H. B. Aditiya – 3rd expert on this subject based on the ideXlab platform

  • a perspective on Bioethanol production from biomass as alternative fuel for spark ignition engine
    RSC Advances, 2016
    Co-Authors: A.h. Sebayang, H. B. Aditiya, Teuku Meurah Indra Mahlia, H H Masjuki, S Dharma, A S Silitonga

    Abstract:

    The increasing consumption of fossil fuels has led to the development of alternative fuels for the future. Domestic biofuel production and the utilization of alternative fuels can decrease dependency on petroleum oil, reduce trade deficits, reduce air pollution and reduce carbon dioxide emission. Bioethanol is a renewable fuel produced by the fermentation of sugar which is derived from plants such as sugarcane or beet, maize, or cassava etc. However, Bioethanol consumption in an engine is approximately 51% higher than gasoline since the energy per unit volume of ethanol is 34% lower than for gasoline. Bioethanol is an oxygenated fuel that contains 35% oxygen, which can reduce particulate matter and NOx emissions caused by combustion of the fuel. Therefore, Bioethanol–gasoline blends can significantly reduce petroleum use and GHG emission. In addition, utilization of lignocellulosic materials in Bioethanol production is the most viable pathway from an environmental point of view. This paper reviews the current status and technologies involved in Bioethanol production and the properties and engine performance from various biomass feedstocks which are the recommended sustainable alternative fuel in the future.
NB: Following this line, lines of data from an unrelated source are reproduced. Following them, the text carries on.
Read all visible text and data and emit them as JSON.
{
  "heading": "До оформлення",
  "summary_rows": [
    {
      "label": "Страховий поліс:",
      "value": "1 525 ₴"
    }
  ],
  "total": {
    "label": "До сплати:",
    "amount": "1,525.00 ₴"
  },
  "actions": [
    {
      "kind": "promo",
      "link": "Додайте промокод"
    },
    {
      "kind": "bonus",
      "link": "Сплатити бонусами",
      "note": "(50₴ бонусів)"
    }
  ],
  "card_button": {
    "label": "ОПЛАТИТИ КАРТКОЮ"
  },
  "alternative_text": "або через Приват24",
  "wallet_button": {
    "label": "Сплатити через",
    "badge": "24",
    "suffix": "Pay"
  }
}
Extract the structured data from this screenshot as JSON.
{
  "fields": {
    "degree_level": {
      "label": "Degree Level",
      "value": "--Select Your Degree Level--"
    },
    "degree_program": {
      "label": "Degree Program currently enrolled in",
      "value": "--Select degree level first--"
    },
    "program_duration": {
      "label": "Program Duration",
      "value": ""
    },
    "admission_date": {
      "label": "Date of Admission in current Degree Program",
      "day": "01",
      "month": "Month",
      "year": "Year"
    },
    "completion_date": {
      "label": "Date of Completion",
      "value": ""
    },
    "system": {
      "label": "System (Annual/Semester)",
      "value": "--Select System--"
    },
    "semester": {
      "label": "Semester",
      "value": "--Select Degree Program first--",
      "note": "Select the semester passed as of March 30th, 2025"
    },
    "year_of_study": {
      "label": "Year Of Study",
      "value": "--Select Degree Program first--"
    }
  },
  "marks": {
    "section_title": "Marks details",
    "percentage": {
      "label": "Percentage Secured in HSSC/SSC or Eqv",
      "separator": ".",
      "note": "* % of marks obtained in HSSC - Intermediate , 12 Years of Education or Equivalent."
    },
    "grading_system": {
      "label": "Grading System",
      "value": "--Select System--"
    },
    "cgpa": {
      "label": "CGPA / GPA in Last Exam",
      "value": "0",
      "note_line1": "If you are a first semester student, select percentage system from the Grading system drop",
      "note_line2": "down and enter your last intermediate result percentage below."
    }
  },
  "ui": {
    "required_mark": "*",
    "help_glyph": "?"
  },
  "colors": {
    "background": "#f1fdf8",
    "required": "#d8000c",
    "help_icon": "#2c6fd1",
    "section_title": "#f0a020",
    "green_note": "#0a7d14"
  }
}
  • Second generation Bioethanol production: A critical review
    Renewable and Sustainable Energy Reviews, 2016
    Co-Authors: H. B. Aditiya, Teuku Meurah Indra Mahlia, Hadi Nur, A.h. Sebayang

    Abstract:

    It is a popular fact that the world’s dependency on fossil fuel has caused unfavourable effects, including lessening crude oil reserve, decreasing air quality, rising global temperature, unpredictable weather change, and so on. As the effort to promote sustainability and independency from fossil fuel, Bioethanol is now favoured as the blend or fossil petrol substitute. However, the feedstock functionality of first generation Bioethanol production is restricted due to its edibleness since it would clash the feeding purpose. Second generation Bioethanol production fulfils the impractical gap of first generation since it employs non-edible feedstock sourced from agriculture and forestry wastes. Lignocellulosic and starchy materials in them are convertible to fermentable sugars that are able to be further processed, resulting anhydrous Bioethanol as the end product. This paper critically reviews the existing variance of second generation Bioethanol production methodologies, namely pre-treatment, hydrolysis, fermentation and distillation, as well as the worth of second generation production for future reference. The discussions in this paper are also fit as the fundamental for feasible planning of second generation Bioethanol production plant.